**What needs to be done**
Whenever the word "icon" turns up in a line below, that line should be copied.

[Records from a dataset]
-- Opening Marker --
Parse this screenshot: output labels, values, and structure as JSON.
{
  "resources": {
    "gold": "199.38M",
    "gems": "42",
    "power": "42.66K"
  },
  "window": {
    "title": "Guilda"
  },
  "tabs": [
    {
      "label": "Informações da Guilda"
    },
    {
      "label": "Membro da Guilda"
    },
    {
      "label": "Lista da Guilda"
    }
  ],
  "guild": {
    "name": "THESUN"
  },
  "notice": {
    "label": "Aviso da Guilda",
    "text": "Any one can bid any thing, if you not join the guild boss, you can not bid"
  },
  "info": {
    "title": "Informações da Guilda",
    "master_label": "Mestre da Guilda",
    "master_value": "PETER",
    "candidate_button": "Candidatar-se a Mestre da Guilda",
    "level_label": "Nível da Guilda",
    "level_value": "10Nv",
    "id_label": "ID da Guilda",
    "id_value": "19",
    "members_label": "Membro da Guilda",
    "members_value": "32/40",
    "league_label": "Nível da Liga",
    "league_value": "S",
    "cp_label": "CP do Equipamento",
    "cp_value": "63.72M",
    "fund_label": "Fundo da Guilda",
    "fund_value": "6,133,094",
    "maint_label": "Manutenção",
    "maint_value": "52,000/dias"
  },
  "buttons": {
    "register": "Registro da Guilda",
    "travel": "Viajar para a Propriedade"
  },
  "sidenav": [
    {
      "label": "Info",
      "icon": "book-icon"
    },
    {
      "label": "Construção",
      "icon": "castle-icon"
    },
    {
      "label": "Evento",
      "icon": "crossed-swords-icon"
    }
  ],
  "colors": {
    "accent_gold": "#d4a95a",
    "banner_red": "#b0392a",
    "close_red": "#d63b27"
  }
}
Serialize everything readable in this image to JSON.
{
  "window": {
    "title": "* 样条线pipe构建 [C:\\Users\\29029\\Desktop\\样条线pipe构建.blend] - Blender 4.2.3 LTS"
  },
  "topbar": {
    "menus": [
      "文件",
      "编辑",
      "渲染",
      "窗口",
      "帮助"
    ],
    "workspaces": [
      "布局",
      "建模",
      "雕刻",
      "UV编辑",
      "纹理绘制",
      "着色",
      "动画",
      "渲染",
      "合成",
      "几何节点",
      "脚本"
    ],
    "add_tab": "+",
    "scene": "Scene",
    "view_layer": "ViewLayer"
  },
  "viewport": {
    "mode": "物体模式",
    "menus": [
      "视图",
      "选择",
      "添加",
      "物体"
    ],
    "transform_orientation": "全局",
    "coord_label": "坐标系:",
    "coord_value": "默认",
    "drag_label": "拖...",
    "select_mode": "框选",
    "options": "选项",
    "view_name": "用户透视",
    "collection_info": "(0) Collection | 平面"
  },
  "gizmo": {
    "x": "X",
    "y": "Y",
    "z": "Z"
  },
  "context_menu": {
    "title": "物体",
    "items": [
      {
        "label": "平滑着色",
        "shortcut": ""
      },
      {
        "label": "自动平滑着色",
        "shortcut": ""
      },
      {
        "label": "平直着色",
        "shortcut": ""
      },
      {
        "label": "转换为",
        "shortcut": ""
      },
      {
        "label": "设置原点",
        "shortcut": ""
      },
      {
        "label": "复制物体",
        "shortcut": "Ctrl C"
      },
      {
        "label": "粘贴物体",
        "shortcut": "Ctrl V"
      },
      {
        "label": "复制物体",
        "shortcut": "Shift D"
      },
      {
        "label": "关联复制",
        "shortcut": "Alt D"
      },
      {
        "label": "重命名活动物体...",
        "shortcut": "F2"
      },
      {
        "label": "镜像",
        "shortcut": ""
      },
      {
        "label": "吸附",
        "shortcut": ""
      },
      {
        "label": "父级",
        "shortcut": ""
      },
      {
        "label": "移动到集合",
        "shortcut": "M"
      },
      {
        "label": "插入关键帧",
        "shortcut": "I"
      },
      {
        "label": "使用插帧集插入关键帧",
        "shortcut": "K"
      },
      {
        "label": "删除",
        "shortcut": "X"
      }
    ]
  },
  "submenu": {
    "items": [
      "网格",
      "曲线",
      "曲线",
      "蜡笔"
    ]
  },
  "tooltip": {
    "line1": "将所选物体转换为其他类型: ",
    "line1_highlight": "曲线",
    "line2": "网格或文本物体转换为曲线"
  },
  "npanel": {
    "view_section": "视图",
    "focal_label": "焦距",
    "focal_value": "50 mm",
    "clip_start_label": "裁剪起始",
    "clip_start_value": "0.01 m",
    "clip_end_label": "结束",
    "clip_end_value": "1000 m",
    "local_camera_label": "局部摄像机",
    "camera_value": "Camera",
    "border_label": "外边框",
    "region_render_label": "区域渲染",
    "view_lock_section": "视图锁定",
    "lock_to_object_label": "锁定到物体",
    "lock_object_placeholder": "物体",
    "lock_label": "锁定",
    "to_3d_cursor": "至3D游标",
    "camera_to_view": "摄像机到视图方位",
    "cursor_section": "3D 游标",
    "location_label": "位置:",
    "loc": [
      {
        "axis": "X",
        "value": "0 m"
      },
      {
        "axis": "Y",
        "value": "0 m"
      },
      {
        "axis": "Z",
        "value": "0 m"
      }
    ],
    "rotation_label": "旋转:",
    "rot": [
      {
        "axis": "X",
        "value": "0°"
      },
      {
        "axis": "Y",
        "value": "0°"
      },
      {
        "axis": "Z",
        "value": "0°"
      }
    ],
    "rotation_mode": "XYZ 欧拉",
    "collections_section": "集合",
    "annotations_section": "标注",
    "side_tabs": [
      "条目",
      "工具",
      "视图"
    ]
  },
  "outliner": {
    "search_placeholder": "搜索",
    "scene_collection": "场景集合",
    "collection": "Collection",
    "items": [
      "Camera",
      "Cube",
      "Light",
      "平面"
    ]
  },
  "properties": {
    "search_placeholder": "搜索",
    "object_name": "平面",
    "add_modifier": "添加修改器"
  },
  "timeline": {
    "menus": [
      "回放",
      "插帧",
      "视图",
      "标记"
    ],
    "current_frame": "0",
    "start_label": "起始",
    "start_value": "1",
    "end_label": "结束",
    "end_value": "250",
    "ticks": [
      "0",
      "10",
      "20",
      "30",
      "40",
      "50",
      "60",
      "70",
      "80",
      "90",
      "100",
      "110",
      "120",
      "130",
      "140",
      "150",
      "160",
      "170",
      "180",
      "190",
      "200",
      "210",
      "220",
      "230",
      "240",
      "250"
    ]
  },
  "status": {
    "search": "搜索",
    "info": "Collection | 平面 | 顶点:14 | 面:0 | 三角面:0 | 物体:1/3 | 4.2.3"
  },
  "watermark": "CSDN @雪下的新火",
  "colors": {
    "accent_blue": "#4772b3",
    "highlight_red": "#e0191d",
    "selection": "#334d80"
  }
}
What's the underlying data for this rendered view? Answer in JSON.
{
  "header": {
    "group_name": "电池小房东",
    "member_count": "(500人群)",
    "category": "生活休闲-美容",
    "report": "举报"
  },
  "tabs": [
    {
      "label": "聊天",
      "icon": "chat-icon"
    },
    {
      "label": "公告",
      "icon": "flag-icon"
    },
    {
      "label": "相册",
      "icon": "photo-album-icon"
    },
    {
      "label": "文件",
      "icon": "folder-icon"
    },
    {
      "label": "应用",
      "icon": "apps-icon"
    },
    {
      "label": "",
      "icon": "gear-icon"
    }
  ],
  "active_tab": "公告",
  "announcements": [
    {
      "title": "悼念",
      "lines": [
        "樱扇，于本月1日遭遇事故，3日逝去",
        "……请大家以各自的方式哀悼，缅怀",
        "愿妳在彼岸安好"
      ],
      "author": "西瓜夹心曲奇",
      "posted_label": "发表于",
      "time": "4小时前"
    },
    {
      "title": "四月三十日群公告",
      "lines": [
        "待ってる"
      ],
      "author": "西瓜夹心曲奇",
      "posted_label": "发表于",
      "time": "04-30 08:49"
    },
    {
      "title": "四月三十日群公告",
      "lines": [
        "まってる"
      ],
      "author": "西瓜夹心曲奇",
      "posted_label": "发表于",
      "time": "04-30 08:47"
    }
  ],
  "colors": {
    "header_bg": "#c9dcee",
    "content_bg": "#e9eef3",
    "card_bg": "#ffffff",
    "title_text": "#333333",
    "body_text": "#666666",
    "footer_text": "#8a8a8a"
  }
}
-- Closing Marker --
**Output for this exercise**
      "icon": "book-icon"
      "icon": "castle-icon"
      "icon": "crossed-swords-icon"
      "icon": "chat-icon"
      "icon": "flag-icon"
      "icon": "photo-album-icon"
      "icon": "folder-icon"
      "icon": "apps-icon"
      "icon": "gear-icon"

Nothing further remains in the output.